Top Ten Grisly and Gruesome Archaeological Discoveries of 2015
Archaeologists are sometimes faced with gruesome discoveries, which reflect brutality, violence, sacrifice, or painful surgical procedures carried out in ancient times. Here we feature ten such findings that made the news this year.
Renaissance Italians who held power are infamous for intrigue, back-stabbing, power struggles, war and homicide, including murder by poisoning. In keeping with this theme, archaeologists discovered that the mummy of a 14th century Veronese warlord appears to have been deliberately poisoned with foxglove.
The man whose body was exhumed recently was Cangrande della Scala of Verona, who died in 1329. There were rumors he was poisoned, but his death in written documents of the time had been attributed to drinking from a polluted spring days after he made a triumphant entry into the city of Treviso. Cangrande entered Treviso on July 18, 1329. He became sick days later after suffering from vomiting, diarrhea and fever. He died at age 38 on July 22.
Scientists led by Gino Fornaciari, a paleopathology researcher from the University of Pisa, exhumed Cangrande’s body from his elaborate tomb at Santa Maria Antiqua Church in Verona and did an investigation of his remains. They found traces of pollen of foxglove or Digitalis purpurea in the rectum of his relatively well-preserved body. Eating any part of a foxglove plant, the leaves, roots or flowers, can induce nausea, vomiting, diarrhea, hallucinations and a potentially fatal change in heart rate. Cangrande's symptoms of fever, diarrhea and vomiting, which were described in accounts from the time, are consistent with a foxglove overdose.
Drilling holes in the head, otherwise known as trepanation, is the earliest surgical technique known. Holes were bored into a patient’s skull in an attempt to relieve physical ailments and mental illness. However, this year, researchers discovered the first example of the drilling technique used on other body parts in pre-Columbian Peru.
Marks were identified on two skeletons found at the pre-Columbian site of Kuelap, in northeastern Peru. The bones of the individuals, dated to 800–1535 AD, displayed evidence of having undergone drilling techniques on their legs in a manner similar to trepanation. The depth and placement of the drilled holes suggest the surgeries were done to relieve pressure from an injury or infection which caused a build-up of fluid in the leg.

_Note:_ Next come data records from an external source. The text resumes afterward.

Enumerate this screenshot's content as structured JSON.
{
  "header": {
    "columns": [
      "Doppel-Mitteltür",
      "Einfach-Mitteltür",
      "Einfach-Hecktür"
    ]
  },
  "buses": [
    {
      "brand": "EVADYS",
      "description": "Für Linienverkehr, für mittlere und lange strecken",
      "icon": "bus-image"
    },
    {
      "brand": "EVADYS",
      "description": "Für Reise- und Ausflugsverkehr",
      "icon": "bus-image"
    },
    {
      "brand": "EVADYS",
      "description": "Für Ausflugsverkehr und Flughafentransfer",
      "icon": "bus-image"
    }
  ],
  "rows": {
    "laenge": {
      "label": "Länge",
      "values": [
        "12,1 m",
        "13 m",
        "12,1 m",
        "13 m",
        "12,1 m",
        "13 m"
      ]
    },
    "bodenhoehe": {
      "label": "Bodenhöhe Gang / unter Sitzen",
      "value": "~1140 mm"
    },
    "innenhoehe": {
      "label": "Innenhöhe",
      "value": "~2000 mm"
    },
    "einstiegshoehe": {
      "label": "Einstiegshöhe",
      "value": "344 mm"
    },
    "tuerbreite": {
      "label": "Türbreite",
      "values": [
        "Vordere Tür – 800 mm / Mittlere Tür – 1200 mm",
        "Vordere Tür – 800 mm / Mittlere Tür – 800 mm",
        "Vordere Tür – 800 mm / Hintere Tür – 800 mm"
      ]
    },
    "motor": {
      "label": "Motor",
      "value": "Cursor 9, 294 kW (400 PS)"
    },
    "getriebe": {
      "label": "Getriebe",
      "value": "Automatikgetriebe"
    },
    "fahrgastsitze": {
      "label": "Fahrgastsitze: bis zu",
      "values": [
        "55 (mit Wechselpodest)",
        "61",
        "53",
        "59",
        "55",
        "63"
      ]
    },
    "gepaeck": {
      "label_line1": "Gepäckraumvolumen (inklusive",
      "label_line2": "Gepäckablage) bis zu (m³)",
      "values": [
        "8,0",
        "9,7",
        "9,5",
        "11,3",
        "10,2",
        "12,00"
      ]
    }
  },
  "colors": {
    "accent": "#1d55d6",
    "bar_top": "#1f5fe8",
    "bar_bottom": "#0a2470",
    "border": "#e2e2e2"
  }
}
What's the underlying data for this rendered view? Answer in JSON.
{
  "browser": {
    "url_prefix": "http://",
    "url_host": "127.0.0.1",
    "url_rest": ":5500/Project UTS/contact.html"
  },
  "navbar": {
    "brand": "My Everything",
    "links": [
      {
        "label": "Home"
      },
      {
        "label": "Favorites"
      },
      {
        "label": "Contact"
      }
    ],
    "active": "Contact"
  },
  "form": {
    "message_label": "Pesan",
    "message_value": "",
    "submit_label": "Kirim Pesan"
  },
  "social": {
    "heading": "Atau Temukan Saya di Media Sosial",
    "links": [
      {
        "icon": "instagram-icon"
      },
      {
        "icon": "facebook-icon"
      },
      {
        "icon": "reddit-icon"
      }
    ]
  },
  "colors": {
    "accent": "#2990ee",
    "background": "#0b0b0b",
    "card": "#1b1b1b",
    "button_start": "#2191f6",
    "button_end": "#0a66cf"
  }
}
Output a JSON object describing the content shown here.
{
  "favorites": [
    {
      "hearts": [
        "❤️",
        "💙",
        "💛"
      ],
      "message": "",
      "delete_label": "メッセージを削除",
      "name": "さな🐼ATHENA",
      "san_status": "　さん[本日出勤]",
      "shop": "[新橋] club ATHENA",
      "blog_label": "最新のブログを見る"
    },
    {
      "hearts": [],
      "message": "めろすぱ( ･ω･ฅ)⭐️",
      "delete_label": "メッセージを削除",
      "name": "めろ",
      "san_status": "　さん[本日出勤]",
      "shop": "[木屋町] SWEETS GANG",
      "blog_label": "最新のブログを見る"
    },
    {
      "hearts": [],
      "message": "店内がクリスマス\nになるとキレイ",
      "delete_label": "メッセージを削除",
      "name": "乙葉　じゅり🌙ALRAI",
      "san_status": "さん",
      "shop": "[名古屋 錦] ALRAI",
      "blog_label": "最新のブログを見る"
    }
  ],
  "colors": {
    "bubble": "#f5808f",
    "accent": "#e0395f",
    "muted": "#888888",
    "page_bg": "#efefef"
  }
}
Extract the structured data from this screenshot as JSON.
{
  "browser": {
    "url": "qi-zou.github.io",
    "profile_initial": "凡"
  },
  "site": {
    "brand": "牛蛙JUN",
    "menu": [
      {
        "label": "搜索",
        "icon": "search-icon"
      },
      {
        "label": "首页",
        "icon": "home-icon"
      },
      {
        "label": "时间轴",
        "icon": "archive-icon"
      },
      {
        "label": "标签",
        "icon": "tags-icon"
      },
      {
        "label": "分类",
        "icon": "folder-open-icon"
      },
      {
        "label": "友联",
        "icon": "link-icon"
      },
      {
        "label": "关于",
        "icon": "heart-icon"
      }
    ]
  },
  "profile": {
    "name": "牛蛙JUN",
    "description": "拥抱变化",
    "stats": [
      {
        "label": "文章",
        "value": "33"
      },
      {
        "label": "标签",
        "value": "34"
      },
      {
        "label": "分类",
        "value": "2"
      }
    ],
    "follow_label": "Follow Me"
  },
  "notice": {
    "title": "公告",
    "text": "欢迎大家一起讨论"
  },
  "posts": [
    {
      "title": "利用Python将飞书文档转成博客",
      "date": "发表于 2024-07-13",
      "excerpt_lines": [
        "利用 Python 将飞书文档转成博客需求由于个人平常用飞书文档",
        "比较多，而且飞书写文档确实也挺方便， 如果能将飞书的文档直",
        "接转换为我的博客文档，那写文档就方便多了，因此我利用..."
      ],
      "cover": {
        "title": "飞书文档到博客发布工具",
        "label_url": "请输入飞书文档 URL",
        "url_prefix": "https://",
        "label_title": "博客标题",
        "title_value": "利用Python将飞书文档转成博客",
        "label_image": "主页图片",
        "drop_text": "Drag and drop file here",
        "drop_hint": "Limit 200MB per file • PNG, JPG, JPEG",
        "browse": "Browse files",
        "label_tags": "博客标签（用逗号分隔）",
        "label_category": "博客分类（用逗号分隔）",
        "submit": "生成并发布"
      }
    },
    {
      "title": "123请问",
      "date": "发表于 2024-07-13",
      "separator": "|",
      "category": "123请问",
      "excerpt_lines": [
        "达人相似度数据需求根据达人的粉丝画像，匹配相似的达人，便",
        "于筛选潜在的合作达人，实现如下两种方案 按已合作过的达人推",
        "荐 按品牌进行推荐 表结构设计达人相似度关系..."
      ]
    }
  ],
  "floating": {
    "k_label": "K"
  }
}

Although the shamans of Peru were known for their therapies and healing skills, in this particular instance, the drilling procedures do not show evidence of healing, suggesting the patients died soon after.
Officials building a huge cross-London underground railway are starting to publish the identity of around 5,000 people buried 400 to 500 years ago in Bedlam cemetery. Established in 1247, the notorious Bethlem (“Bedlam”) Royal Hospital was the first dedicated psychiatric institution in Europe and possibly the most famous specialist facility for care and control of the mentally ill, so much so that the word bedlam has long been synonymous with madness and chaos.
The graveyard, which dates back to 1569, was found in 2013 during excavations to construct the 13-mile high-speed Crossrail tunnel under Central London. People in the database are described as sons, wives, daughters, poor men, servants, strangers, apprentices, bachelors, householders and by various occupations.
The people buried in Bedlam burial ground were mainly from the lower echelons of society and could not afford proper burial or were interred there when churches were overwhelmed by deaths from the Black Plague. Some buried there did not adhere to a religious faith and so were not buried in regular churchyard graves.
Archaeologists stumbled upon a surprising find in 2009 when they uncovered a preserved brain in a skull, buried in an Iron Age pit in Yorkshire, England. Known as the Heslington Brain, the find has continued to perplex experts; how did the spongy brain survive the decomposition that took the rest of the soft tissue remains? Research conducted this year revealed that the skull belonged to an individual, age 26 to 45, who had been decapitated in the sixth century B.C. It is thought that the head was removed from its body with a “small, sharp knife”. The jaw and two vertebrae were still attached to the skull.
When researchers found the head buried in the wet, clay-rich environment of the pit, the skin, hair and flesh on the skull had decomposed. The brain had shrunk over time, and was loose within the skull cavity. The tissue had ultimately resisted decomposition, leaving astonished archaeologists with the oldest preserved human brain in Britain.